One of the most common questions I get from those newly diagnosed with HIV (and sometimes other STIs) is: will dating ever be a possibility for me again? 

 

It’s a fair and honest question. The question itself comes from a place of fear and stigma. However, it is still a valid question for those who ask it.

When I was diagnosed with HIV in 2012, I initially promised myself that I would never have sex again and, therefore, would most likely always be single. So, I understand, as well as anyone else in that questioning moment, exactly how it feels.

First, I had to separate sex and dating/relationships. It seems simple enough, but it’s a really important separation. Dating doesn’t have to mean sex. And sex doesn’t necessarily mean dating.

My fear of sex came from an uneducated, but honest, place in my heart—not wanting to harm anyone else by exposing them to HIV. Right after my diagnosis, I incorrectly viewed myself just as stigma have me do—as a viral creature capable of infecting others.

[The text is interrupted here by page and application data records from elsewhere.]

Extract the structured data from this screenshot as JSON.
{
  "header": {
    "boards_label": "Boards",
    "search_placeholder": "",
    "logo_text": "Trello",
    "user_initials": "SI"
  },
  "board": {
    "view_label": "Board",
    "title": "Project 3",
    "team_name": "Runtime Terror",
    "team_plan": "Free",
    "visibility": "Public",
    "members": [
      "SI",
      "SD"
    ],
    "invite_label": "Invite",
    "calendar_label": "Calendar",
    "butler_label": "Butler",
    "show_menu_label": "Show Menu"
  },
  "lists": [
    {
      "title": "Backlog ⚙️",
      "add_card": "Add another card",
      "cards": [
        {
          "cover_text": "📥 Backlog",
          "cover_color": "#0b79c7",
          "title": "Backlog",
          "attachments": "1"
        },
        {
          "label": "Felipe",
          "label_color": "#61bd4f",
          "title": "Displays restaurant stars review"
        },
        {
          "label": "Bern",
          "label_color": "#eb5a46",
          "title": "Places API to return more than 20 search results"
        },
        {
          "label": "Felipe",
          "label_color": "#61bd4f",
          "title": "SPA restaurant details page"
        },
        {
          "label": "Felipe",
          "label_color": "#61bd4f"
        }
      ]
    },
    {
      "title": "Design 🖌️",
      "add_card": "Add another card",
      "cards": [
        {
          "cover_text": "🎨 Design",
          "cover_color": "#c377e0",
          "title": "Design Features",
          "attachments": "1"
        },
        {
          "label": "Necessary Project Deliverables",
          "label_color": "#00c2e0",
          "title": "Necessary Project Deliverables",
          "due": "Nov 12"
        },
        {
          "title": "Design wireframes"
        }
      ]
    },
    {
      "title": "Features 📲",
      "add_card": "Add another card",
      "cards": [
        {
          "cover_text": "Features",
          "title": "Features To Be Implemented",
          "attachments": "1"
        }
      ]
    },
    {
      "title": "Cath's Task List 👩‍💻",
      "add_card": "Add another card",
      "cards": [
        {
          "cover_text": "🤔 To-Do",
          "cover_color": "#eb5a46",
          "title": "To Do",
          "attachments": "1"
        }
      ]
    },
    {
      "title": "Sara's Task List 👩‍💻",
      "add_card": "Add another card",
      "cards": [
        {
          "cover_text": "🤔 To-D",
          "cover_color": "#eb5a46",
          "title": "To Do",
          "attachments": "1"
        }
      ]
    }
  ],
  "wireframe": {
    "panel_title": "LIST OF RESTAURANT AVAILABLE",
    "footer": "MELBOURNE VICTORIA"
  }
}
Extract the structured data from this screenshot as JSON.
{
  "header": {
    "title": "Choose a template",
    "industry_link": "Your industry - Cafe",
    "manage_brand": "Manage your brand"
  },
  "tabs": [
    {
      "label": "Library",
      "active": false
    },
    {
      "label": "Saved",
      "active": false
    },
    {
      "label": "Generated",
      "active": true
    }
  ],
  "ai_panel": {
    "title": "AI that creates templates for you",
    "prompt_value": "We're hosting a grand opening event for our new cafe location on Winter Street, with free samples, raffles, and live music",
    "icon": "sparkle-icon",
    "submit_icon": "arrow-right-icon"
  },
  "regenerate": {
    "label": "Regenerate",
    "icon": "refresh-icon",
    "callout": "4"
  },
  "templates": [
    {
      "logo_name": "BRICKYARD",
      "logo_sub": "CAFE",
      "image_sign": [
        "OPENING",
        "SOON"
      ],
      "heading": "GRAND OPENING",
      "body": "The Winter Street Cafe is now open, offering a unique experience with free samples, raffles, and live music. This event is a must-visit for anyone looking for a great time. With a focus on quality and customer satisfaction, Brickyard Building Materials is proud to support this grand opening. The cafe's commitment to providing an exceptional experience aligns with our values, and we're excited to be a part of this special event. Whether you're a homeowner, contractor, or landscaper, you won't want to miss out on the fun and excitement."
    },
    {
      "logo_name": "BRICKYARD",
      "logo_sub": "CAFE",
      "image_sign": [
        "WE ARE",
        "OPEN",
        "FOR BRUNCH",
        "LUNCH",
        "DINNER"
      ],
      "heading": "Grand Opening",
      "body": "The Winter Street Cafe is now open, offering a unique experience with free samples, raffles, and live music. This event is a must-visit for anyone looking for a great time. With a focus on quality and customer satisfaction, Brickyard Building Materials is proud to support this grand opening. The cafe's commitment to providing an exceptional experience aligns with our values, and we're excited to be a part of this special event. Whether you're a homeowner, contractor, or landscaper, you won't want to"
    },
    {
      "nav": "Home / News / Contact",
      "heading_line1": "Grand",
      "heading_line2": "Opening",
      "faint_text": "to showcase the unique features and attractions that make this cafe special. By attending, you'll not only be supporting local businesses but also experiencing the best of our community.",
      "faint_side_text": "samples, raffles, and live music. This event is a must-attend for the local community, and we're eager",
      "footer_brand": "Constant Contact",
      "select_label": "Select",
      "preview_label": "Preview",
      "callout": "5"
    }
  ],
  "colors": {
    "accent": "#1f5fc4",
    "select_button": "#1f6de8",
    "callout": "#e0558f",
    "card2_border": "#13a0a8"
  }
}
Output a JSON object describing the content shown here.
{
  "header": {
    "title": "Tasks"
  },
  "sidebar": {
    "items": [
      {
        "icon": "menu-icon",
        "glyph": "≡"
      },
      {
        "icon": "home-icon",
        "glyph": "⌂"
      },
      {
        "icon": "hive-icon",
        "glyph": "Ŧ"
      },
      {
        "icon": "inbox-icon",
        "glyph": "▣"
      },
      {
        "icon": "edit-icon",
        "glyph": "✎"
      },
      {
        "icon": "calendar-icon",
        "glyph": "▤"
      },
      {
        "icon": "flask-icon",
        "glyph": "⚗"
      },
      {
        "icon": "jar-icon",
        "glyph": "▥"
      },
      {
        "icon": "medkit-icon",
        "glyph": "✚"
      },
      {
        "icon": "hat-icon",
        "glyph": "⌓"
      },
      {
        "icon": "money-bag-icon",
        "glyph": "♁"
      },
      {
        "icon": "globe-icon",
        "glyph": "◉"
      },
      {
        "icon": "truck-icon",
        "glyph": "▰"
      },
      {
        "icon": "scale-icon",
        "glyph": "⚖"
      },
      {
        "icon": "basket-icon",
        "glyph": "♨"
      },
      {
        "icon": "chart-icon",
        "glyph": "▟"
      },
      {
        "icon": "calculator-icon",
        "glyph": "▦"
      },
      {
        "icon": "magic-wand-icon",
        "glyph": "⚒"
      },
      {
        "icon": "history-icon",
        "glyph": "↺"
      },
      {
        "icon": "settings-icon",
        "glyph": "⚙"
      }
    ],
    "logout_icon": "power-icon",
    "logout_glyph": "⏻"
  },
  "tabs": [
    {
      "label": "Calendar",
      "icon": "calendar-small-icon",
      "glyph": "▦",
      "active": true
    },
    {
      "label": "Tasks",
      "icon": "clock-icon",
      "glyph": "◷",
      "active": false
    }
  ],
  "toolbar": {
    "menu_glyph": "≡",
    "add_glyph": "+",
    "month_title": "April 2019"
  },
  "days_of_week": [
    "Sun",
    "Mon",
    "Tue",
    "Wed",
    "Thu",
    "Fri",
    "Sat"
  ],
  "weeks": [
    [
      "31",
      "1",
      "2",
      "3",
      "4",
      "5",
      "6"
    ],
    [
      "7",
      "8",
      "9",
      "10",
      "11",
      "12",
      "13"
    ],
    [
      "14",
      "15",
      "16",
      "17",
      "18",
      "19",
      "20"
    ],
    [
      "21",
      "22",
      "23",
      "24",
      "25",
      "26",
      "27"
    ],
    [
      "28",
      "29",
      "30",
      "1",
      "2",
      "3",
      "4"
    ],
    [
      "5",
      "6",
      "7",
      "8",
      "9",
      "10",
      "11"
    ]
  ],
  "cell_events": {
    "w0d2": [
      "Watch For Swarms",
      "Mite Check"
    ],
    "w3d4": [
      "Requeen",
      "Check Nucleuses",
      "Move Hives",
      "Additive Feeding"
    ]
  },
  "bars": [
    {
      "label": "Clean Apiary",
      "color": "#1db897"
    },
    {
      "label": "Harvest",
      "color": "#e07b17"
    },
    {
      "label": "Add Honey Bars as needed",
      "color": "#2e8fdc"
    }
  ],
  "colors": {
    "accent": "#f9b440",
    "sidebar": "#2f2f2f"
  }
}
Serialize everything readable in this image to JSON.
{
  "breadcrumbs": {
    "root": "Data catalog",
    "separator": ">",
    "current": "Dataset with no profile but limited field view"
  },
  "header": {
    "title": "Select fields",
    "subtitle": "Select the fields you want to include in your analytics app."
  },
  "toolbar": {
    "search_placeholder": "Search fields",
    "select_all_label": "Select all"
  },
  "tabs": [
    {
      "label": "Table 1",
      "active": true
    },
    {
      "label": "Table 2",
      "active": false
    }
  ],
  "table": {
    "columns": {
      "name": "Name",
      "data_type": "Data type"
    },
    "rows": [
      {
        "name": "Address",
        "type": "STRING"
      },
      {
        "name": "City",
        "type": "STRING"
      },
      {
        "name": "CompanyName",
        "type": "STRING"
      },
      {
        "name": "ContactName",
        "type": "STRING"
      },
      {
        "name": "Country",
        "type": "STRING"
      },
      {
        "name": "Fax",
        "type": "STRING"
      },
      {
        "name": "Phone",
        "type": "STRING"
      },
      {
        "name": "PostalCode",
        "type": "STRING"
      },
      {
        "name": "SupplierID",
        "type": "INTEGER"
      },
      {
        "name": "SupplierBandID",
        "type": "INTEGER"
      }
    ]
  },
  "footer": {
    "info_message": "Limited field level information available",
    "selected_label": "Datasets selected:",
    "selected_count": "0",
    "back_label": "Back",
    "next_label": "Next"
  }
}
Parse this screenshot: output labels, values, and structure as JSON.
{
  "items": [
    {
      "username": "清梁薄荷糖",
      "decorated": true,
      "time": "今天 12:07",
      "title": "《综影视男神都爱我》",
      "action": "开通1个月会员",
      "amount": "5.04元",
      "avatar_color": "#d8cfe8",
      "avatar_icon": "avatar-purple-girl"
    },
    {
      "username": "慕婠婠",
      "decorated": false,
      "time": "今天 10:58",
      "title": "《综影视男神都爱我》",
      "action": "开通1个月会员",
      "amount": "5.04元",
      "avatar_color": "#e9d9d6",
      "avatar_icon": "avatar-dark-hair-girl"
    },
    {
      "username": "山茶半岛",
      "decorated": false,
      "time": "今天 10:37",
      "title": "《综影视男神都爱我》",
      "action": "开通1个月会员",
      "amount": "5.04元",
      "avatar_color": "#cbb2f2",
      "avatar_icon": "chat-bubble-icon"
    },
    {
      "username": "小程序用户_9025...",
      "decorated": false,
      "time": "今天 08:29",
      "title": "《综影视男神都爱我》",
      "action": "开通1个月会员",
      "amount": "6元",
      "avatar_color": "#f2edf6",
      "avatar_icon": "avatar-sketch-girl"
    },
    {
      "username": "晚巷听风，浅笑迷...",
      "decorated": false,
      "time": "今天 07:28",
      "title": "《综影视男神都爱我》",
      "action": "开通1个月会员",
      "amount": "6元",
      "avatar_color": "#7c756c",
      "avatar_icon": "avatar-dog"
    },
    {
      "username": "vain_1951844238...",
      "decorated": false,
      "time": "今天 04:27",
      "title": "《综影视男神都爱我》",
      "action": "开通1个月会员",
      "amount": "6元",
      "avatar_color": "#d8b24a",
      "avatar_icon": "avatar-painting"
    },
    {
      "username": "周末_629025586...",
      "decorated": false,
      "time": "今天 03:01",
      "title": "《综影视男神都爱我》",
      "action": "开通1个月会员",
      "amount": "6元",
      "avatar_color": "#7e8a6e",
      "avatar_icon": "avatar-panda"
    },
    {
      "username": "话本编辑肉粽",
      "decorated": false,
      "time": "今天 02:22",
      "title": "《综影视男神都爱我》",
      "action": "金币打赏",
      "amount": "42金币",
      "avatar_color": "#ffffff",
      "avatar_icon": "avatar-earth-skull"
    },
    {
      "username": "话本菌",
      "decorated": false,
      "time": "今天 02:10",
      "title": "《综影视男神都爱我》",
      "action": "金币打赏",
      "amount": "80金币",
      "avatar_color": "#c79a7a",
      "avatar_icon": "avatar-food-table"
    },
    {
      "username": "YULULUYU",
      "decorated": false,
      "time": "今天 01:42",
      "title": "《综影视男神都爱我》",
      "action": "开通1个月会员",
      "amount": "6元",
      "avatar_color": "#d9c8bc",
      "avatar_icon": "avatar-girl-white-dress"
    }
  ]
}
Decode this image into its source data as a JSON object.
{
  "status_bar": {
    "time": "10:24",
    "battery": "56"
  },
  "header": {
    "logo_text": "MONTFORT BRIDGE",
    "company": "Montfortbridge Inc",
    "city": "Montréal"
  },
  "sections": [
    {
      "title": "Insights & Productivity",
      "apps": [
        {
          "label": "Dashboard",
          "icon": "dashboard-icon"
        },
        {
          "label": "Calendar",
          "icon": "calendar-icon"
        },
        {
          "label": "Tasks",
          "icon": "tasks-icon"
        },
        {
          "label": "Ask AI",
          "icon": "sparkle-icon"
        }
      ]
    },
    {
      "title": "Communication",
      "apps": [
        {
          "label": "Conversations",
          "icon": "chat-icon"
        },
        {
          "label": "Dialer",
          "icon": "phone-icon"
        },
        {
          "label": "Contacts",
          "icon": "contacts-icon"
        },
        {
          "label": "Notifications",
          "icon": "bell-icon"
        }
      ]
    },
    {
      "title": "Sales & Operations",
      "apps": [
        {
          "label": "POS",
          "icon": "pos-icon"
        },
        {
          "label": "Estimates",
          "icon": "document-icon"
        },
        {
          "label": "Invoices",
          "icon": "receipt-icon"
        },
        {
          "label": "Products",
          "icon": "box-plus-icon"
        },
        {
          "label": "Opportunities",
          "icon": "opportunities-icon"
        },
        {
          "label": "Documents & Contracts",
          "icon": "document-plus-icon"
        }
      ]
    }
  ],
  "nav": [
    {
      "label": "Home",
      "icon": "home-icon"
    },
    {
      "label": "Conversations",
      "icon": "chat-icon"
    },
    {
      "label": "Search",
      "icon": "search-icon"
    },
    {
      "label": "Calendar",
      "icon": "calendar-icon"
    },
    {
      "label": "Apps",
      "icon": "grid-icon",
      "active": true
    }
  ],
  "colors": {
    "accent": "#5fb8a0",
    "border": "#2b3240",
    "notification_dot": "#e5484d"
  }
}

The solution for me was to just believe I would never again want to have sex.

The second part of my feelings, soon after diagnosis, was my fear of rejection by others based on my diagnosis and my initial belief that others out there would never want to be in a relationship with someone living with HIV or an STI. I didn’t allow myself to believe that there could be educated individuals that wouldn’t stigmatize me based on my medical condition. Again, I could not have been anymore off-base on my thinking.

The facts:

•Someone living with HIV, on antiretroviral therapy that achieves an undetectable viral load will not transmit the virus to a sexual partner. This is known as U=U (Undetectable=Untransmittable).

•People living with an STI deserve to love and feel love. Everyone deserves that opportunity.

•Wanting to experience sex after a diagnosis is not a taboo topic and deserves to be discussed openly and honestly.

via the National Institutes of Health, National Institute of Allergy and Infectious Disease

But, I had to put in the work to begin to believe that I deserved to love, feel love, and have sex again. And I had to take the time for that self-care until I really started to believe it for myself.

 

Why was this time important?

If I wasn’t comfortable with myself and confident, would anyone else even be interested in me for dating, love, or sex? I had to see myself as a prize again – someone that another person would be lucky to meet and get to know.

Once I started to believe that about myself, I was on the right path to slowly get back into the dating game, open to the possibility of being intimate with others.

Next, I had to stop making assumptions about other people. I’ve always hated when people assume things about me. This time it was the opposite. I had to stop thinking everyone would reject me based on my status.

Interestingly enough, I also had to become okay with the reality that at times, I would be rejected by some people based solely on my diagnosis. I promised myself that their rejection wouldn’t mean I’d feel defeated as a person. Their lack of education on sexual health and in turn, their reaction based on fear, lack of knowledge about HIV, or rejection that may have nothing to do with anything beyond the fact that they are not interested would not make me feel inadequate or like used goods.

Rejection in dating will happen to almost everyone. It’s part of the game. Not every rejection I’ve received has had anything to do with my diagnose – even if I make myself believe it does. Rejection sucks but we all have to get over that.

But the opposite of rejection is actually finding the prize or person that I desired. And that is possible.

“Success is nothing without someone you

love to share it with.” – Billy Dee Williams

In order to get back into dating after a positive diagnosis, I had to start viewing myself as someone who has value, as someone who deserves to feel love and love others, as someone who will eventually face rejection, as someone who will be okay after experiencing rejection and not turn into a jaded person. I had to view myself as more than a diagnosis, and as someone who is sexy.

Once I believed almost all of those things, I discovered I was ready to date again, and have sex.

That’s my recipe for successful dating after a positive diagnosis.

Have fun y’all and stay positive.

 

Josh Robbins is a spokesperson for Dating.com Group, an award-winning sexual health advocate, and author of the site imstilljosh.com. He was nominated for a GLAAD media award in 2017 and recently won the National Lesbian and Gay Journalist Association’s Excellence Award in the blogging category. CLICK HERE for more by Josh!